Forget about the fact that the Phoenix Suns have lost two games in a row. Forget about the fact that the desert Cinderellas (or Sanderellas, if you will) are now half a game behind the Memphis Grizzlies for the eighth spot in the Western Conference. And forget about the fact that this team has been running on Dragon fumes for a couple of weeks now. With the return of Eric Bledsoe Wednesday, it’s still too early to count the Suns out.
Bledsoe hasn’t played since Dec. 30 against his former team, the Los Angeles Clippers. He’s missed 33 games because of a knee injury and surgery and while Goran Dragic has played at an MVP-level with Bledsoe sidelined, the Suns have largely hovered around the .500 mark, which just isn’t enough to cut it in the brutally competitive Western Conference. After last night’s loss to the Clippers, Phoenix fell behind the Memphis Grizzlies by a half-game.
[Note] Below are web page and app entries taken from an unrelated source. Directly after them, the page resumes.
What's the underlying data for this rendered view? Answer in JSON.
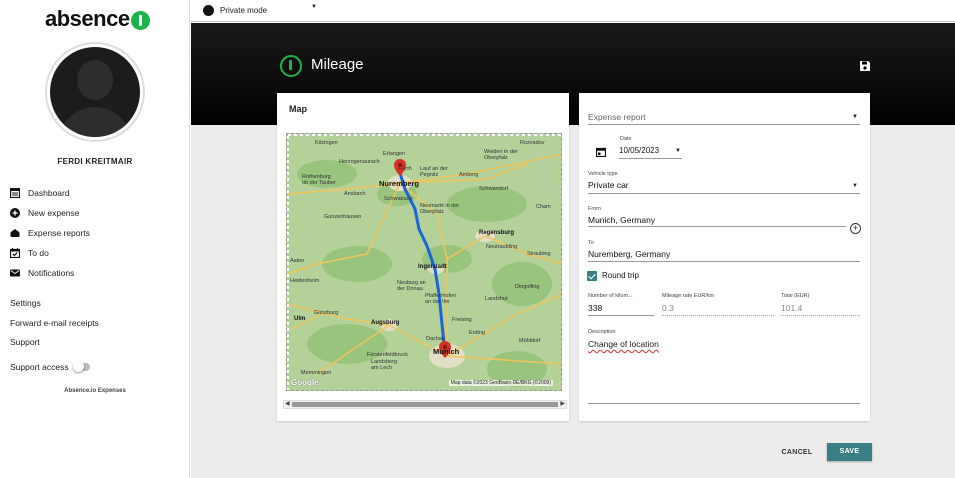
{
  "brand": {
    "name": "absence",
    "accent": "#1db34a"
  },
  "topbar": {
    "mode_label": "Private mode"
  },
  "user": {
    "name": "FERDI KREITMAIR"
  },
  "sidebar": {
    "items": [
      {
        "label": "Dashboard",
        "icon": "dashboard-icon"
      },
      {
        "label": "New expense",
        "icon": "plus-circle-icon"
      },
      {
        "label": "Expense reports",
        "icon": "wallet-icon"
      },
      {
        "label": "To do",
        "icon": "checkbox-calendar-icon"
      },
      {
        "label": "Notifications",
        "icon": "mail-icon"
      }
    ],
    "links": [
      "Settings",
      "Forward e-mail receipts",
      "Support"
    ],
    "support_access_label": "Support access",
    "support_access_enabled": false,
    "footer": "Absence.io Expenses"
  },
  "page": {
    "title": "Mileage",
    "save_icon": "floppy-disk-icon"
  },
  "map": {
    "title": "Map",
    "attribution": "Map data ©2023 GeoBasis-DE/BKG (©2009)",
    "google": "Google",
    "cities": {
      "kitzingen": "Kitzingen",
      "erlangen": "Erlangen",
      "rozvadov": "Rozvadov",
      "herzogenaurach": "Herzogenaurach",
      "fuerth": "Fürth",
      "lauf": "Lauf an der Pegnitz",
      "weiden": "Weiden in der Oberpfalz",
      "rothenburg": "Rothenburg ob der Tauber",
      "nuremberg": "Nuremberg",
      "amberg": "Amberg",
      "schwandorf": "Schwandorf",
      "ansbach": "Ansbach",
      "schwabach": "Schwabach",
      "cham": "Cham",
      "neumarkt": "Neumarkt in der Oberpfalz",
      "gunzenhausen": "Gunzenhausen",
      "regensburg": "Regensburg",
      "neutraubling": "Neutraubling",
      "straubing": "Straubing",
      "aalen": "Aalen",
      "ingolstadt": "Ingolstadt",
      "heidenheim": "Heidenheim",
      "neuburg": "Neuburg an der Donau",
      "dingolfing": "Dingolfing",
      "pfaffenhofen": "Pfaffenhofen an der Ilm",
      "landshut": "Landshut",
      "ulm": "Ulm",
      "gunzburg": "Günzburg",
      "augsburg": "Augsburg",
      "freising": "Freising",
      "erding": "Erding",
      "dachau": "Dachau",
      "muhldorf": "Mühldorf",
      "munich": "Munich",
      "furstenfeldbruck": "Fürstenfeldbruck",
      "landsberg": "Landsberg am Lech",
      "memmingen": "Memmingen"
    }
  },
  "form": {
    "expense_report_placeholder": "Expense report",
    "date_label": "Date",
    "date_value": "10/05/2023",
    "vehicle_label": "Vehicle type",
    "vehicle_value": "Private car",
    "from_label": "From",
    "from_value": "Munich, Germany",
    "to_label": "To",
    "to_value": "Nuremberg, Germany",
    "round_trip_label": "Round trip",
    "round_trip_checked": true,
    "km_label": "Number of kilom...",
    "km_value": "338",
    "rate_label": "Mileage rate EUR/km",
    "rate_value": "0.3",
    "total_label": "Total (EUR)",
    "total_value": "101.4",
    "description_label": "Description",
    "description_value": "Change of location"
  },
  "actions": {
    "cancel": "CANCEL",
    "save": "SAVE",
    "save_color": "#3a7f83"
  }
}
Since Memphis owns the tiebreaker over the Suns, Phoenix has to finish with a better record than either Memphis or the Dallas Mavericks to make the postseason. But even with an All-NBA point guard in Dragic, Gerald Green playing out of his mind in the past few weeks and Markieff Morris presenting himself as a Sixth Man of the Year candidate, the Suns just haven’t had enough in the tank to pull out the wins they need.
Phoenix’s defense is the main problem. In their last nine games, the Suns have given up an appalling 112 points per game to their opponents. It’s not surprising Phoenix has gone 3-6 during that stretch, even if they have been competitive in nearly every game (at least, every game that the Dragon has played). In their last four games, the Suns have given up six quarters of 30 points or more. In the third quarter during that span, the Suns have given up an average of 34 points and have been outscored by 30 in total.
Bledsoe can help with that. Though his increased role in the offense has hurt his defensive intensity at times, Bledsoe is still a bulldog on the perimeter who can stop penetration with his strength and speed. No offense to Goran Dragic or Gerald Green, but they’re not the kind of perimeter defenders the Suns can rely on to get stops right now. Bledsoe alleviates some of that pressure.
Of course, Eric Bledsoe’s balanced stat line of 18 points, 5.8 assists and 4.3 rebounds per game will help on the offensive end as well. Not only from a pure statistical perspective, but also because Goran Dragic will be that much harder to stop now. Without Bledsoe, defenses have been able to key in on Dragic and double-team him to get the ball out of his hands. Even with Green averaging 22.4 points per game since the All-Star break ended, this offense is 10 times more deadly with Dragic and Bledsoe operating out of the pick and rolls and pick and pops with Channing Frye, Markieff Morris and Marcus Morris. In other words, it can’t be Enter The Dragon mode every night.
With Dragic playing at such a high level, even with defenses devoting almost all of their attention to shutting him down, you can expect the Dragon to be even more efficient even if the basic points and assists per game don’t reflect it. Bledsoe has said he expects to return Charlie’s Angels 2 style (full throttle), so if he can be believed, it won’t be long before Bledsoe has taken over Green’s job as the starting shooting guard.
That brings us to the question of what happens to Green once that day comes. As a definite Most Improved Player of the Year candidate, Green is playing the best basketball of his career. He has the green (HA!) light to shoot and has been doing a pretty good job at that recently. But when Green was relegated to bench duty earlier in the season, he struggled with his shot and confidence at times. Green will keep his starting job until Bledsoe proves he’s healthy and back in shape, so it will be vital for the Suns to get the same kind of production out of him in bench minutes.
The Suns aren’t dead in the water by any means. The only problem is Phoenix doesn’t have an easy road to the end of the season. Of their 19 remaining games, the Suns play 12 on the road, 10 are against teams currently at .500 or better and 11 are against teams either in the playoffs or desperately fighting for the playoff lives. Bledsoe’s health is the number one concern and he is right to wait until he’s completely healthy to return. It’s not time to panic, because the Suns compete with everyone and they have some winnable games ahead. But there isn’t much room for error for Bledsoe and the Sanderellas any more.